    One time a woman with a bad reputation came to Jesus and washed his feet with her tears and with perfume.  Those around saw her only in light of her sin, and they objected to Jesus that he did not object to her.  And Jesus said to them, “Do you see this woman?,” meaning, ’do you really see her?’  Not, do you see her sin?  That was all they did see, that was all they considered.  But Jesus said, look at her, and see also how she is grateful for the forgiveness of her sins.  They saw her sin. Jesus saw her repentance and her regret for her sin and the possibilities of a new life for her. (continued…)


I Samuel 16:7   —   …The Lord said to Samuel, “Do not consider his appearance or his height… The Lord does not look at the things man looks at.  Man looks at the outward appearance, but the Lord looks at the heart.”

Luke 7:36-38…44-48  —  Now one of the Pharisees invited Jesus to have dinner with him, so he went to the Pharisee’s house and reclined at the table.  When a woman who had lived a sinful life in that town learned that Jesus was eating at the Pharisee’s house, she brought an alabaster jar of perfume, and as she stood behind him at his feet weeping, she began to wet his feet with her tears.  Then she wiped them with her hair, kissed them and poured perfume on them.  When the Pharisee who had invited him saw this, he said to himself, “If this man were a prophet, he would know who is touching him and what kind of woman she is– that she is a sinner…”
    …(Jesus) said to Simon, “Do you see this woman?  I came into your house.  You did not give me any water for my feet, but she wet my feet with her tears and wiped them with her hair.  You did not give me a kiss, but this woman, from the time I entered, has not stopped kissing my feet.  You did not put oil on my head, but she has poured perfume on my feet.  Therefore, I tell you, her many sins have been forgiven– for she loved much. But he who has been forgiven little loves little.”
     Then Jesus said to her, “Your sins are forgiven.” 

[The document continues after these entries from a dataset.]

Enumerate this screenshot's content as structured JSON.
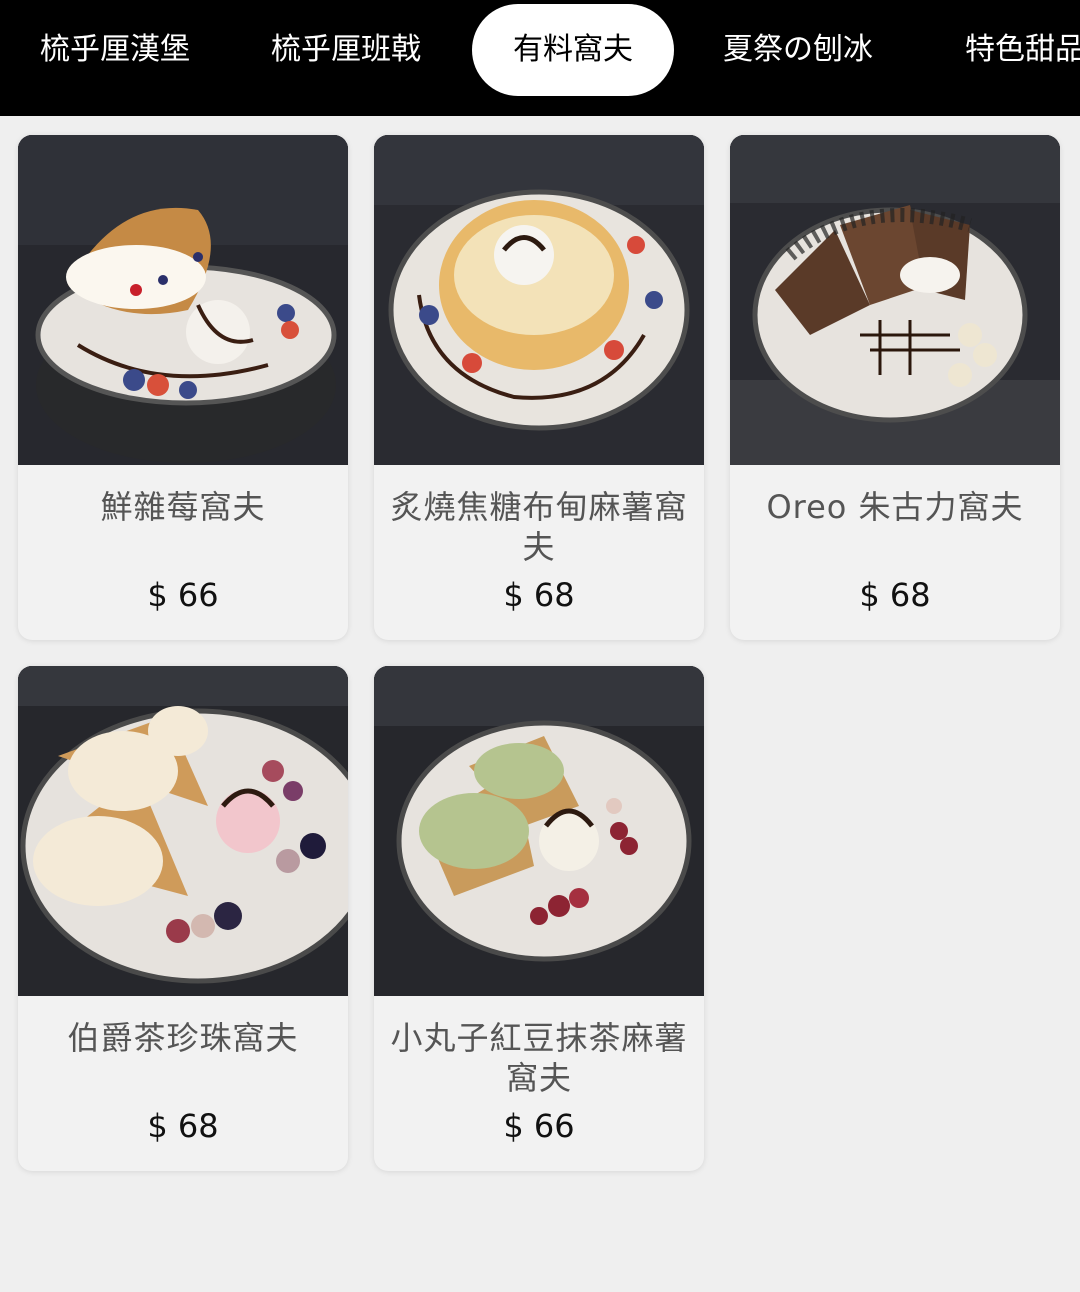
{
  "tabs": [
    {
      "label": "梳乎厘漢堡"
    },
    {
      "label": "梳乎厘班戟"
    },
    {
      "label": "有料窩夫",
      "active": true
    },
    {
      "label": "夏祭の刨冰"
    },
    {
      "label": "特色甜品"
    }
  ],
  "products": [
    {
      "name": "鮮雜莓窩夫",
      "price": "$ 66"
    },
    {
      "name": "炙燒焦糖布甸麻薯窩夫",
      "price": "$ 68"
    },
    {
      "name": "Oreo 朱古力窩夫",
      "price": "$ 68"
    },
    {
      "name": "伯爵茶珍珠窩夫",
      "price": "$ 68"
    },
    {
      "name": "小丸子紅豆抹茶麻薯窩夫",
      "price": "$ 66"
    }
  ],
  "colors": {
    "topbar": "#000000",
    "background": "#efefef",
    "card": "#f2f2f2",
    "active_tab": "#ffffff"
  }
}
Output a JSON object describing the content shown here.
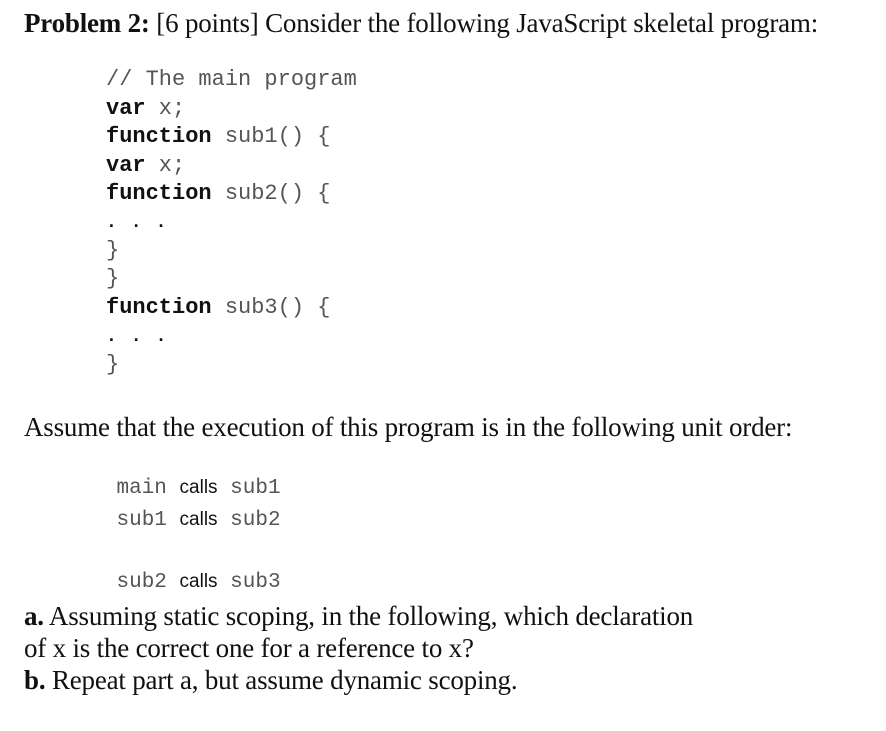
{
  "heading": {
    "label": "Problem 2:",
    "points": "[6 points]",
    "text": "Consider the following JavaScript skeletal program:"
  },
  "code": {
    "comment": "// The main program",
    "var_kw": "var",
    "var_x": " x;",
    "function_kw": "function",
    "sub1_sig": " sub1() {",
    "sub2_sig": " sub2() {",
    "sub3_sig": " sub3() {",
    "dots": "...",
    "close_brace": "}"
  },
  "assume": {
    "text": "Assume that the execution of this program is in the following unit order:"
  },
  "call_order": [
    {
      "caller": "main",
      "verb": "calls",
      "callee": "sub1"
    },
    {
      "caller": "sub1",
      "verb": "calls",
      "callee": "sub2"
    },
    {
      "caller": "sub2",
      "verb": "calls",
      "callee": "sub3"
    }
  ],
  "questions": {
    "a_label": "a.",
    "a_text_line1": "Assuming static scoping, in the following, which declaration",
    "a_text_line2": "of x is the correct one for a reference to x?",
    "b_label": "b.",
    "b_text": "Repeat part a, but assume dynamic scoping."
  }
}
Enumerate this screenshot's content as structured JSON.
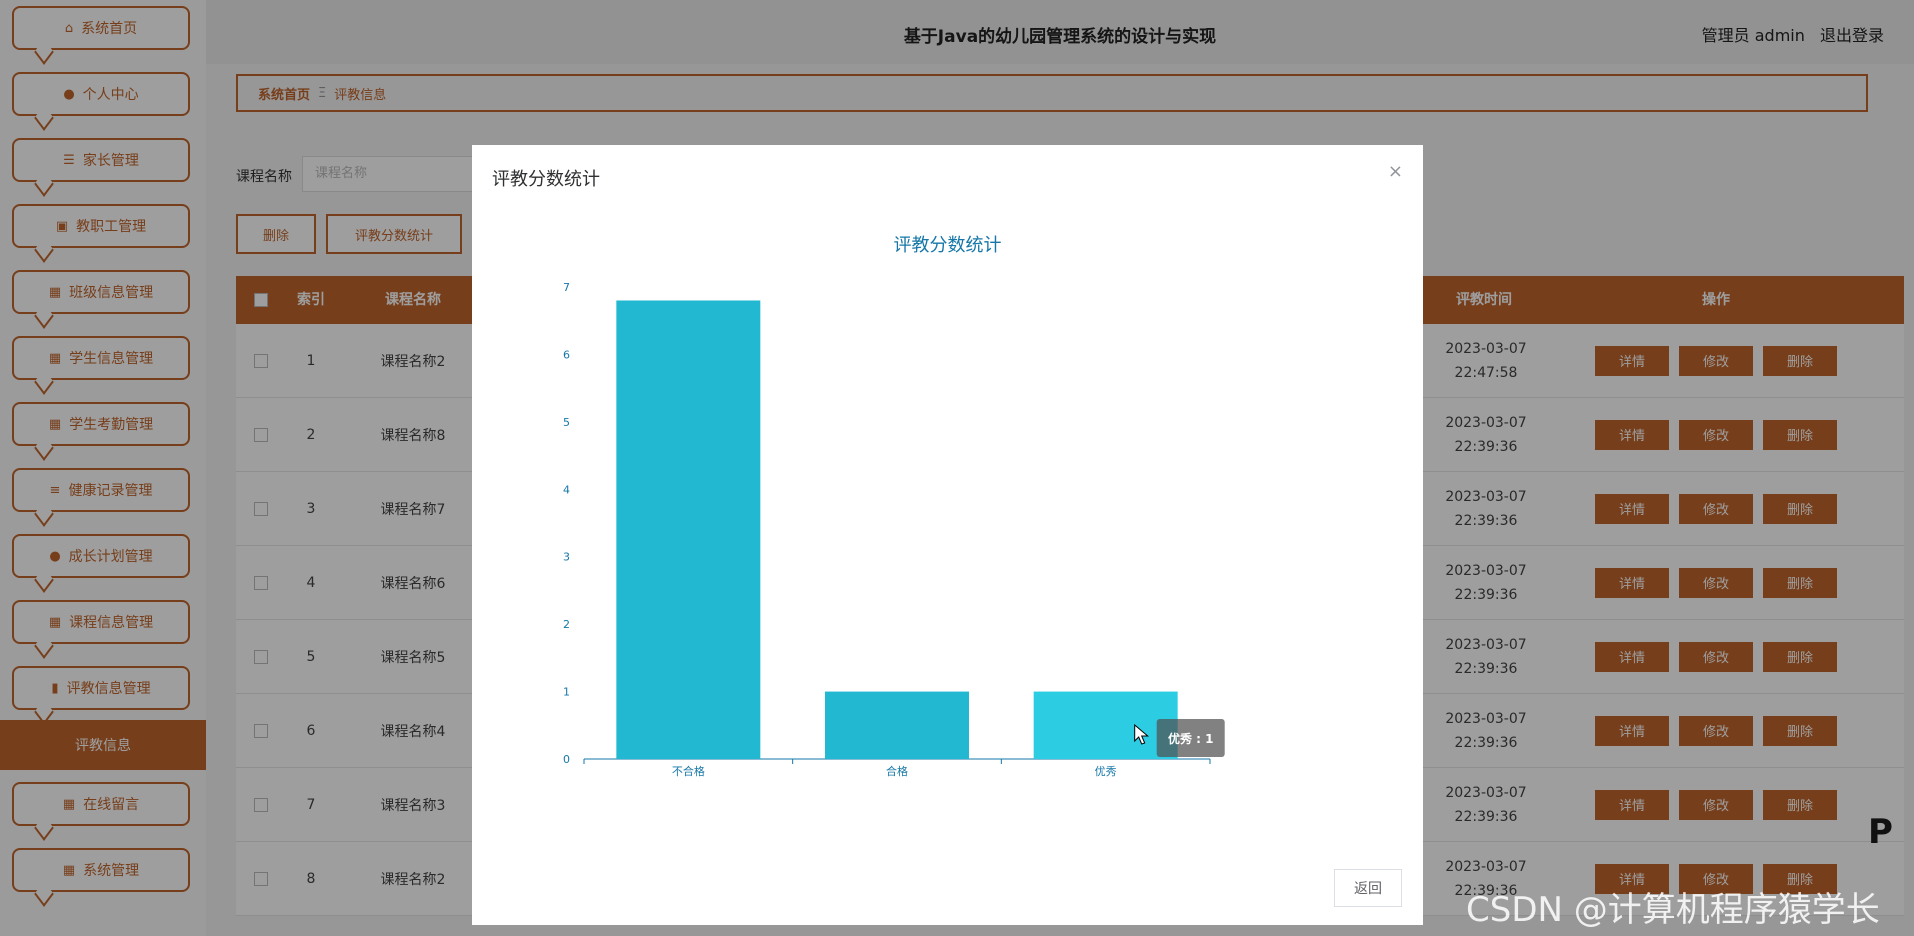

Father, forgive them, for they do not know what they are doing.  (Luke 23:34)